Work order: The entries that follow must be given again exactly, with no pictures kept.

Element data from apps and pages:
══════════════════════════════

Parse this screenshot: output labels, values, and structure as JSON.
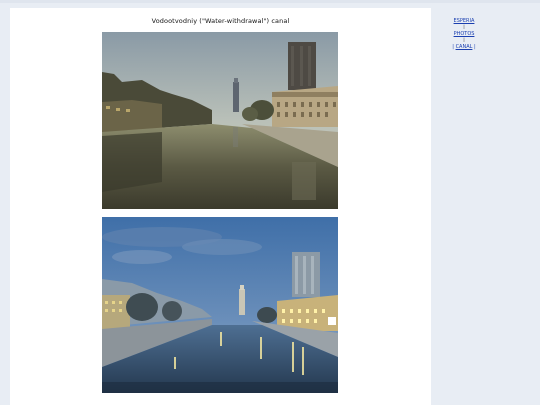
{
  "page": {
    "title": "Vodootvodniy (\"Water-withdrawal\") canal"
  },
  "sidenav": {
    "items": [
      {
        "label": "ESPERIA"
      },
      {
        "label": "PHOTOS"
      },
      {
        "label": "CANAL"
      }
    ],
    "separator": "|",
    "current_prefix": "|",
    "current_suffix": "|"
  }
}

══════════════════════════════

Written reply:
Parse this screenshot: output labels, values, and structure as JSON.
{
  "page": {
    "title": "Vodootvodniy (\"Water-withdrawal\") canal"
  },
  "sidenav": {
    "items": [
      {
        "label": "ESPERIA"
      },
      {
        "label": "PHOTOS"
      },
      {
        "label": "CANAL"
      }
    ],
    "separator": "|",
    "current_prefix": "|",
    "current_suffix": "|"
  }
}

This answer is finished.